My soul to take, the follow-up to Yrsa Sigurdardottir's stunning debut novel Last rituals, is every bit as good as its predecessor. It has, undoubtedly, the most chilling opening chapter I've ever read, and completely hooks the reader from the very beginning. It also marks a welcome return of the good guys from Last rituals Thora, the Icelandic lawyer with a dysfunctional, but endearing family, and Matthew, the German ex-detective and Thora's would-be long-term lover.
As with Yrsa's previous novel My soul to take blends crime and superstition with a black humour that will have you on the edge of your seat one minute and howling with laughter the next. Thora, who is busy dealing with mundane matters in Reykjavik is summoned to the Icelandic countryside, when a client, Jonas, announces that he wishes to sue the vendors of the property he purchased for not informing him that it is haunted. Thora takes this with a very large pinch of salt, but looks forward to spending some time in luxury at Jonas's hotel. However her plans are turned upside down when the hotel's architect is brutally murdered, and Jonas comes under suspicion. Thora, and Matthew who's recently arrived from Germany, are thrown into the investigation, which turns out to be incredibly complex.

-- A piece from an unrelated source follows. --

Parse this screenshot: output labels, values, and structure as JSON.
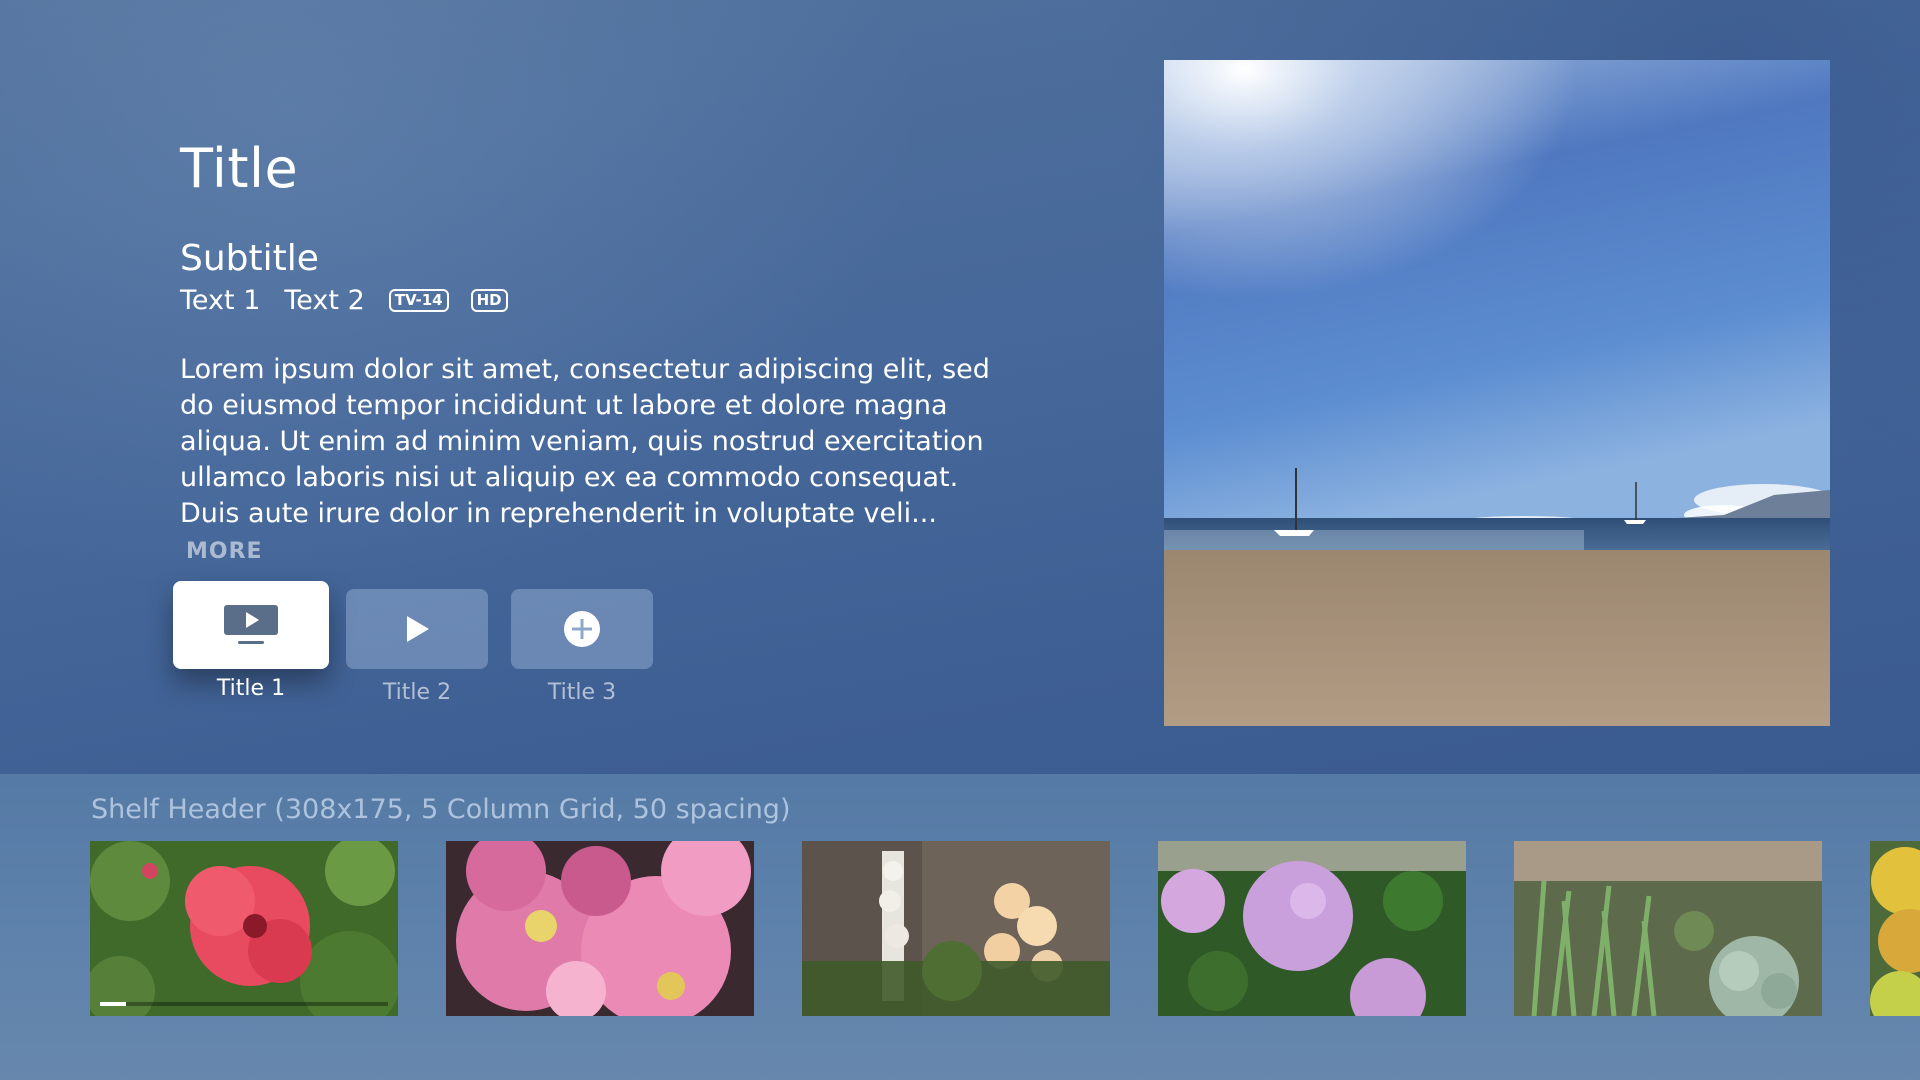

The author is brilliant at throwing red herrings copiously across the reader's path. The solution to the crime, and how Thora arrives at that solution, is very clever. There are a few anomalies, and perhaps one or two coincidences too many - but coincidences do happen. I so enjoyed this novel, my best new crime read this year. Cracking story, well-told, with great flashes of humour. 4 stars.